September 23, 2009 3:12AM
To My Children
I've always loved you best because you were our first miracle. You were the genesis of a marriage and the fulfillment of young love.
You sustained us through the hamburger years, the first apartment (furnished in early poverty), our first mode of transportation (1955 Feet), and the seven-inch TV we paid on for 36 months.
You were new, had unused grandparents, and enough clothes for a set of triplets. You were the original model for a mom and dad who were trying to work the bugs out. You got the strained lamb, the open-safety pins and three-hour naps.
You were the beginning.
DEAR MIDDLE CHILD:
I've always loved you best because you drew a tough spot in the family and it made you stronger for it.
You cried less, had more patience, wore faded hand-me-downs, and never in your life did anything first. But it only made you more special. You were the one we relaxed with, who helped us realize a dog could kiss you and you wouldn't get sick. You could cross a street by yourself long before you were old enough to get married. And you helped us understand the world wouldn't collapse if you went to bed with dirty feet.
You were the child of our busy, ambitious years. Without you, we never could have survived the job changes and the tedium and routine that is marriage.
TO THE BABY:
I've always loved you best because while endings are generally sad, you are such a joy. You readily accepted the milk-stained bibs, the lower bunk, the cracked baseball bat, the baby book that had nothing written in it except a recipe for graham-cracker pie crust that someone had jammed between the pages.
You are the one we held on to so tightly. You are the link with our past, a reason for tomorrow. You darken our hair, quicken our steps, square our shoulders, restore our vision, and give us a sense of humor that security, maturity and durability can't provide.

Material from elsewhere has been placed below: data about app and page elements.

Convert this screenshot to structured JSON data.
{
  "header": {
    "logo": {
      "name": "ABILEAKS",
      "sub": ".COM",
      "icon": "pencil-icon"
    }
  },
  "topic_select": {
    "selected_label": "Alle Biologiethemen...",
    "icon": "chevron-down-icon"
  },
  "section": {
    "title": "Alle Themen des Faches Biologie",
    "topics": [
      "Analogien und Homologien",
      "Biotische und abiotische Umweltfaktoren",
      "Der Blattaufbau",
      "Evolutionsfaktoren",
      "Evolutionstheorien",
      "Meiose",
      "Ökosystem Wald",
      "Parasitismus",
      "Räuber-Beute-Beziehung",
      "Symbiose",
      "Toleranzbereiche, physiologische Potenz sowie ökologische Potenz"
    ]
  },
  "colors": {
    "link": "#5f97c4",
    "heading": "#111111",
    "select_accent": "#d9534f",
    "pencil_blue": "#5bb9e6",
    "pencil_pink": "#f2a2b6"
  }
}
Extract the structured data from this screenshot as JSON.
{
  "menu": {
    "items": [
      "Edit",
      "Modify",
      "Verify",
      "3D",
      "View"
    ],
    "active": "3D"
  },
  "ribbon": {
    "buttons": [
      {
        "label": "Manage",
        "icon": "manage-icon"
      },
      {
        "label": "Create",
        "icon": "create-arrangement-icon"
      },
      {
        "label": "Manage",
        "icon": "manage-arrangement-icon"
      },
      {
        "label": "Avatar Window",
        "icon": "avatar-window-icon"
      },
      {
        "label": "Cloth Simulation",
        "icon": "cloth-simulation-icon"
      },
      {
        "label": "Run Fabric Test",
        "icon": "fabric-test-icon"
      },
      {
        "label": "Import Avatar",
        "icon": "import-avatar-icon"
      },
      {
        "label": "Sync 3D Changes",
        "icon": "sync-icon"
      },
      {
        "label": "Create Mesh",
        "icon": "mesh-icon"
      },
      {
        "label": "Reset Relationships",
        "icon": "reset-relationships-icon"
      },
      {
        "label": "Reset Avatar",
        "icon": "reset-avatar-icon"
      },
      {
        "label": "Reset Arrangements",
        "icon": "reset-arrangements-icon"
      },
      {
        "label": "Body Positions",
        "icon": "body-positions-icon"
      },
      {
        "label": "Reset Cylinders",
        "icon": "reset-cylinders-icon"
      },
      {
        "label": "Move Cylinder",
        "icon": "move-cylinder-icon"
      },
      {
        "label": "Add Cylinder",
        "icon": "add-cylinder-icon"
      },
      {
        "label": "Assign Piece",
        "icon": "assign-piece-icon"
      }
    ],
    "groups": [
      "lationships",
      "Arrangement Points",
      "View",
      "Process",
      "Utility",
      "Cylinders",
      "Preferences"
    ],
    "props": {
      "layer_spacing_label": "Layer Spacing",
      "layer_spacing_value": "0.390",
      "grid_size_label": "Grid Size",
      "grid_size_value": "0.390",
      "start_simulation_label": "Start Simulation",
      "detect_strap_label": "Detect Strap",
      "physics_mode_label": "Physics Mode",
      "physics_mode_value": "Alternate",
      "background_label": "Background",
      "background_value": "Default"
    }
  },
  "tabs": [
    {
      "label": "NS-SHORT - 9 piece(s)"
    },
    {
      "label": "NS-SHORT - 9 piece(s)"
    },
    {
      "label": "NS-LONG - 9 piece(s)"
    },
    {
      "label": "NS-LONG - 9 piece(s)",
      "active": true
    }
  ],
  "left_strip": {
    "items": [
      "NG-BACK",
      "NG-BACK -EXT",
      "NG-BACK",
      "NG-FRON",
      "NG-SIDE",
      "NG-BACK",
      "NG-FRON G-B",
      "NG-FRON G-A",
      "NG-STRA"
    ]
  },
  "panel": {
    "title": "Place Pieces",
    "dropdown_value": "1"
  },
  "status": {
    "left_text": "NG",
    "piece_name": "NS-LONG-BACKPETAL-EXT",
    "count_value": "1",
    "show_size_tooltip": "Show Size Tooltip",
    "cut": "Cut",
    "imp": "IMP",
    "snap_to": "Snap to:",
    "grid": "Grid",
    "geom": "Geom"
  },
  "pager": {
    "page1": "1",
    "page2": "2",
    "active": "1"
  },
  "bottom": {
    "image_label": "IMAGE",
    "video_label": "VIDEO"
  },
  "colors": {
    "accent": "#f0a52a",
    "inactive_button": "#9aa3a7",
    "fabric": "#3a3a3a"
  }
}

When your hairline takes on the shape of Lake Eire and your own children tower over you, you will still be our baby.
-Author Unknown (but suspected to be Erma Brombeck)